What is needed is an exact copy of the entries below, with every picture left out.

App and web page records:
<<<<
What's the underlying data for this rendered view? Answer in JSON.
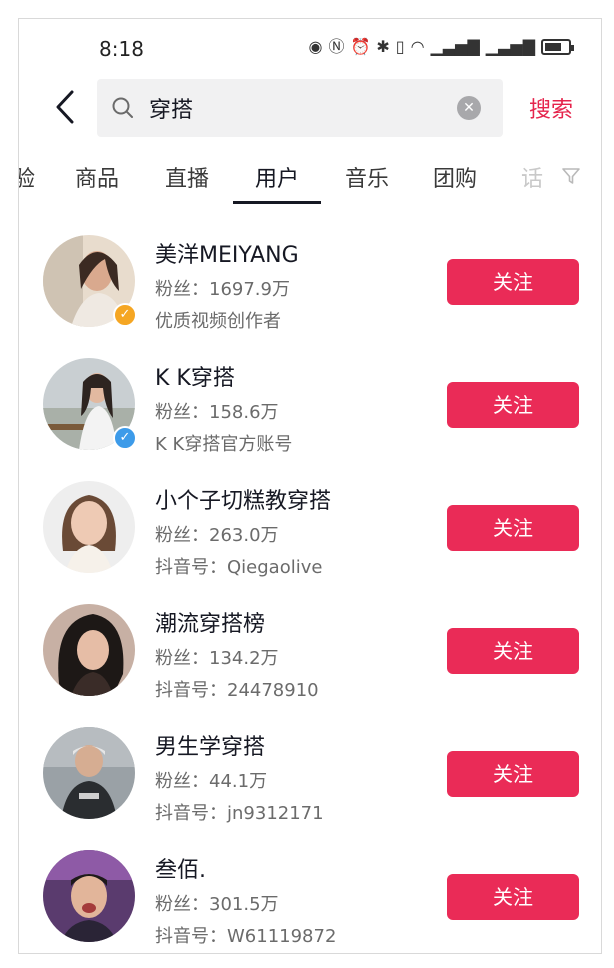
{
  "status_bar": {
    "time": "8:18",
    "icons": [
      "eye-icon",
      "nfc-icon",
      "alarm-icon",
      "bluetooth-icon",
      "vibrate-icon",
      "wifi-icon",
      "signal-4g-icon",
      "signal-4g-icon",
      "battery-icon"
    ]
  },
  "search": {
    "query": "穿搭",
    "submit_label": "搜索"
  },
  "tabs": [
    {
      "label": "验"
    },
    {
      "label": "商品"
    },
    {
      "label": "直播"
    },
    {
      "label": "用户",
      "active": true
    },
    {
      "label": "音乐"
    },
    {
      "label": "团购"
    },
    {
      "label": "话"
    }
  ],
  "colors": {
    "accent": "#ea2b57",
    "search_accent": "#e5244c",
    "badge_gold": "#f5a623",
    "badge_blue": "#3d9be9"
  },
  "users": [
    {
      "name": "美洋MEIYANG",
      "fans": "粉丝：1697.9万",
      "desc": "优质视频创作者",
      "badge": "gold",
      "follow_label": "关注"
    },
    {
      "name": "K K穿搭",
      "fans": "粉丝：158.6万",
      "desc": "K K穿搭官方账号",
      "badge": "blue",
      "follow_label": "关注"
    },
    {
      "name": "小个子切糕教穿搭",
      "fans": "粉丝：263.0万",
      "desc": "抖音号：Qiegaolive",
      "badge": "",
      "follow_label": "关注"
    },
    {
      "name": "潮流穿搭榜",
      "fans": "粉丝：134.2万",
      "desc": "抖音号：24478910",
      "badge": "",
      "follow_label": "关注"
    },
    {
      "name": "男生学穿搭",
      "fans": "粉丝：44.1万",
      "desc": "抖音号：jn9312171",
      "badge": "",
      "follow_label": "关注"
    },
    {
      "name": "叁佰.",
      "fans": "粉丝：301.5万",
      "desc": "抖音号：W61119872",
      "badge": "",
      "follow_label": "关注"
    }
  ]
}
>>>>
### OUTPUT FOR THIS TASK
What's the underlying data for this rendered view? Answer in JSON.
{
  "status_bar": {
    "time": "8:18",
    "icons": [
      "eye-icon",
      "nfc-icon",
      "alarm-icon",
      "bluetooth-icon",
      "vibrate-icon",
      "wifi-icon",
      "signal-4g-icon",
      "signal-4g-icon",
      "battery-icon"
    ]
  },
  "search": {
    "query": "穿搭",
    "submit_label": "搜索"
  },
  "tabs": [
    {
      "label": "验"
    },
    {
      "label": "商品"
    },
    {
      "label": "直播"
    },
    {
      "label": "用户",
      "active": true
    },
    {
      "label": "音乐"
    },
    {
      "label": "团购"
    },
    {
      "label": "话"
    }
  ],
  "colors": {
    "accent": "#ea2b57",
    "search_accent": "#e5244c",
    "badge_gold": "#f5a623",
    "badge_blue": "#3d9be9"
  },
  "users": [
    {
      "name": "美洋MEIYANG",
      "fans": "粉丝：1697.9万",
      "desc": "优质视频创作者",
      "badge": "gold",
      "follow_label": "关注"
    },
    {
      "name": "K K穿搭",
      "fans": "粉丝：158.6万",
      "desc": "K K穿搭官方账号",
      "badge": "blue",
      "follow_label": "关注"
    },
    {
      "name": "小个子切糕教穿搭",
      "fans": "粉丝：263.0万",
      "desc": "抖音号：Qiegaolive",
      "badge": "",
      "follow_label": "关注"
    },
    {
      "name": "潮流穿搭榜",
      "fans": "粉丝：134.2万",
      "desc": "抖音号：24478910",
      "badge": "",
      "follow_label": "关注"
    },
    {
      "name": "男生学穿搭",
      "fans": "粉丝：44.1万",
      "desc": "抖音号：jn9312171",
      "badge": "",
      "follow_label": "关注"
    },
    {
      "name": "叁佰.",
      "fans": "粉丝：301.5万",
      "desc": "抖音号：W61119872",
      "badge": "",
      "follow_label": "关注"
    }
  ]
}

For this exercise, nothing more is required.